But The Three Heroes and Five Gallants, which used Chen Xiao’s on-site recorded voice, sounded perfectly fine despite not even trying too hard since they had originally planned to dub it. That drama was filmed at Wuxi Studios, which is also flooded with tourists.
Actors get paid really well in China, and their time is measured in gold. Compare the upwards of 100k per day A-listers receive for a variety show to a few thousands for dubbing, and it’s not hard to see why neither actors nor production teams are incentivized to get the actors in the studio.
And it takes time to prepare lines. It’s hard to imagine the leads remembering all their lines for a 70-episode show filmed in 30 days, not to mention say it with the right emotions. That’s why you get reports of actors just counting instead of saying their lines or having their assistants tele-prompt them while filming.
Another growing reason is the large number of non-mainland actors/producers/directors. Many of the hottest Chinese idols have strong accents and haven’t bothered to get an accent coach, and producers often chose their fame and face over the drawback of dubbing. On top of the fact that most historical idol drama directors are currently from Hong Kong, there’s an increasing number of Korean companies investing in Chinese dramas, often with the requirement that the production teams and many of the leads being Korean. This means that actors who can read their own lines are often simply not valued by many teams, and it’s not like the rest of the team can tell the difference anyways.

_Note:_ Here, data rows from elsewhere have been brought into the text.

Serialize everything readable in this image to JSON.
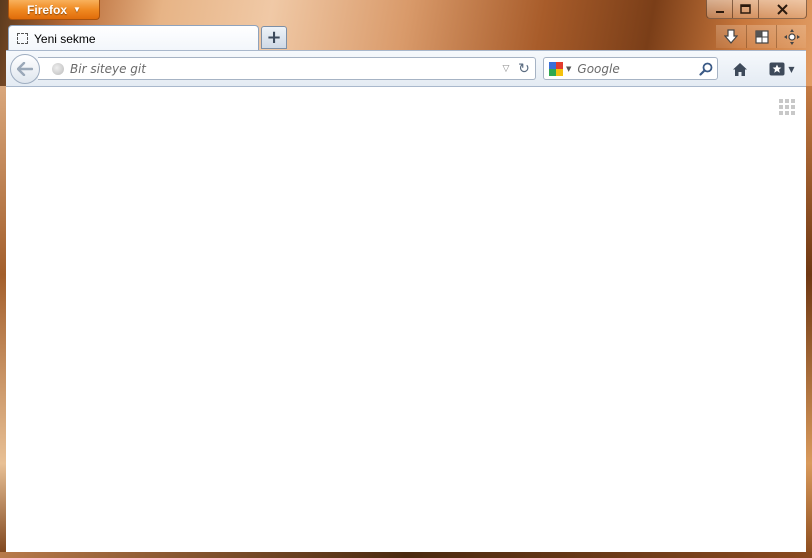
{
  "app": {
    "menu_label": "Firefox"
  },
  "tabs": [
    {
      "title": "Yeni sekme"
    }
  ],
  "urlbar": {
    "placeholder": "Bir siteye git",
    "value": ""
  },
  "search": {
    "placeholder": "Google",
    "value": ""
  },
  "icons": {
    "menu_caret": "▼",
    "new_tab": "+",
    "minimize": "—",
    "maximize": "□",
    "close": "✕",
    "url_dropdown": "▽",
    "reload": "↻"
  }
}
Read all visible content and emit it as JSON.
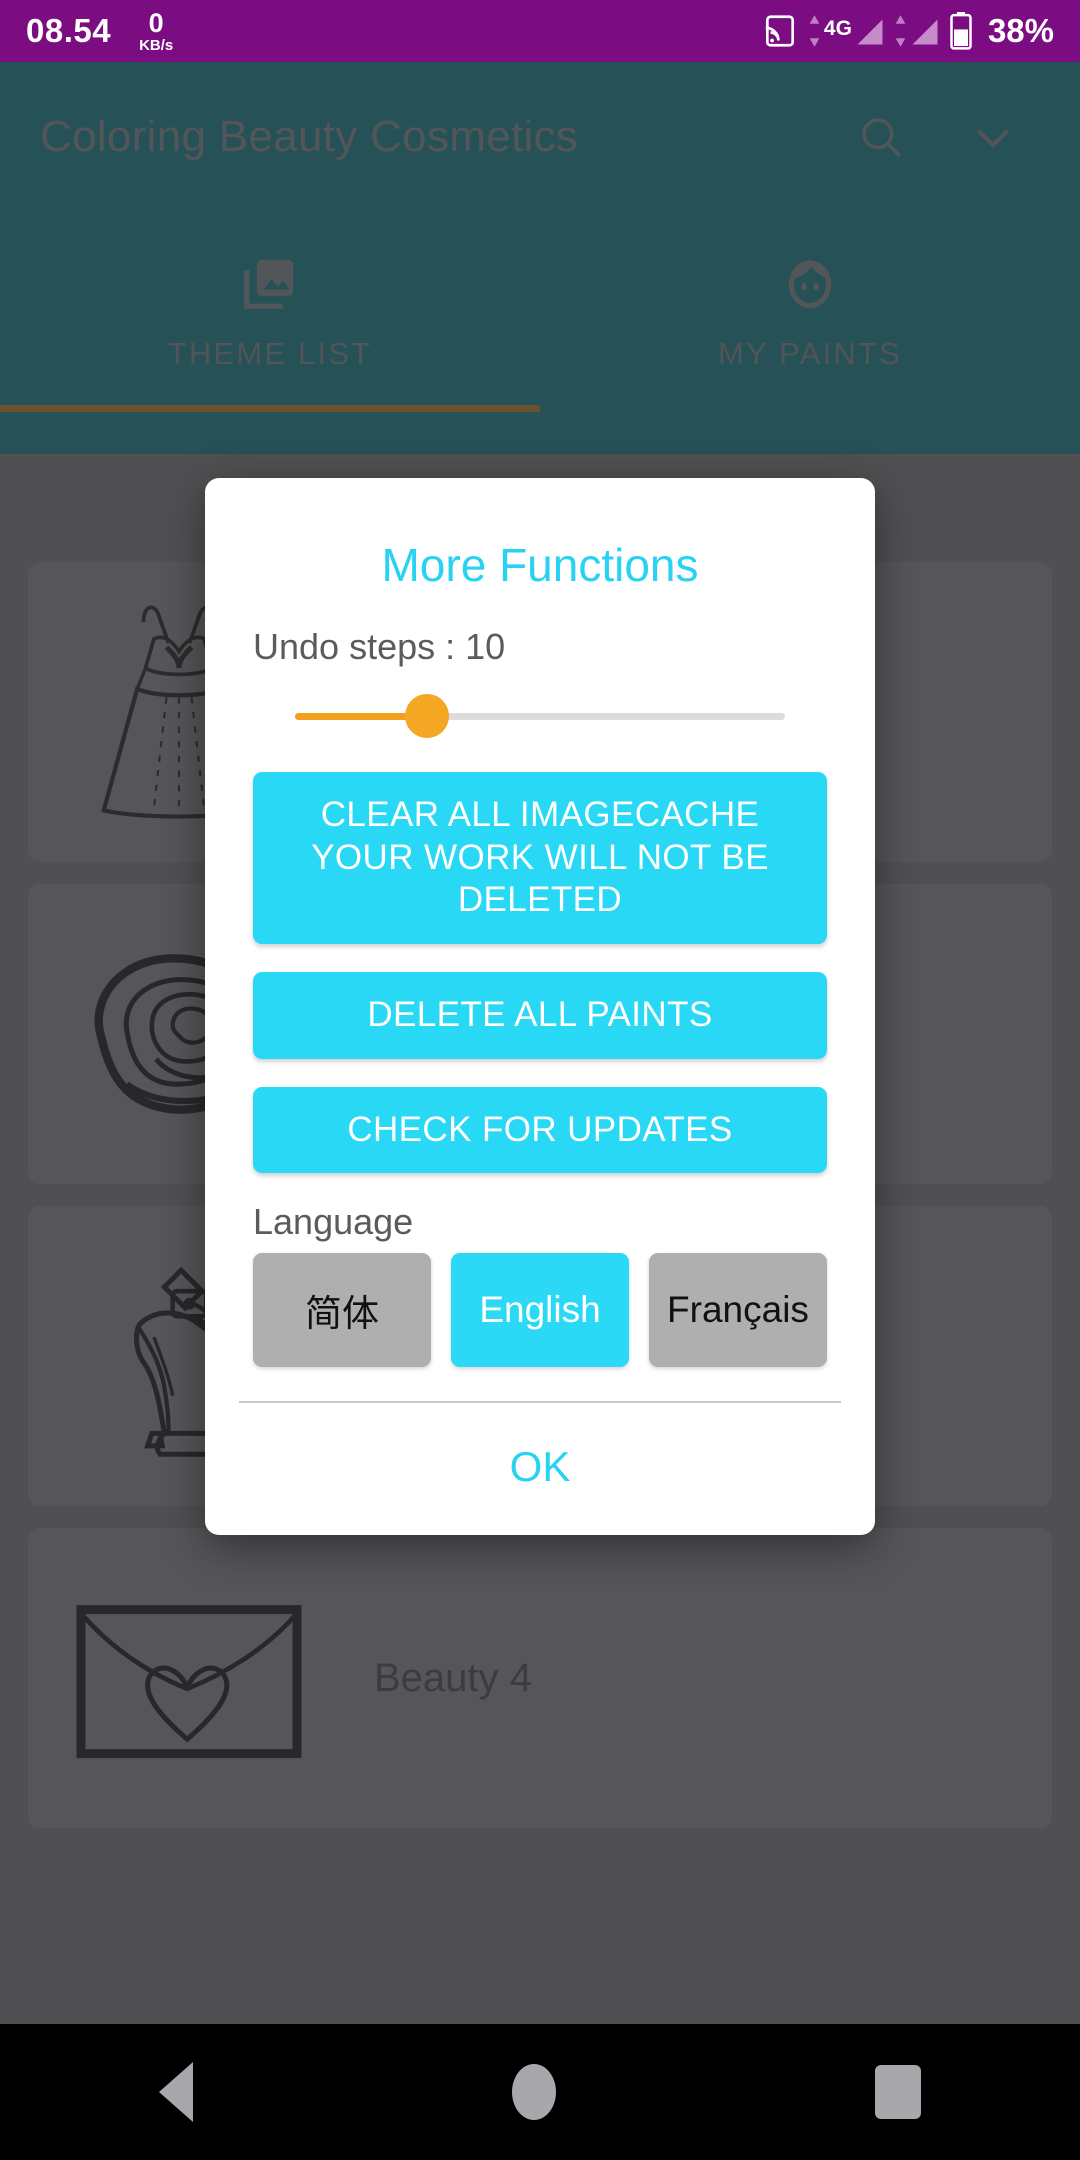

Is there any hope?!
Luckily, with increased competition for dramas and airing, production speed has become important. Almost all of Hunan TV’s Sunday dramas, including many I almost wish were dubbed, have so far used mostly on-site recording. These dramas often are filmed while airing, with no time for dubbing.
In 2010, exactly zero of the top idol dramas from the mainland used the actors original voices. Although to be fair, only two modern idol dramas from the mainland had over 1% in viewership (Meteor Shower 2 and Strands of Love). I’m ignoring rom-coms like Ugly Wudi and iPartment.
With a surge in mainland idol dramas and mainland idol actors, we’re seeing more and more dramas using either on-set recording or getting its leads to dub themselves. In 2015, two of the most acclaimed dramas, The Disguiser and Nirvana in Fire, suddenly made no-dubbing cool. 2016 has already seen The Love of Happiness, The Interpreters, So Young, Ode to Joy, Love O2O, etc. Upcoming, we have Hu Ge’s Hunting Ground, Wang Kai’s When a Snail Fall in Love, and the epic Storms of Prophecy to look forward to. And for the first time, Yu Zheng had the leads dub themselves for Memories Lost.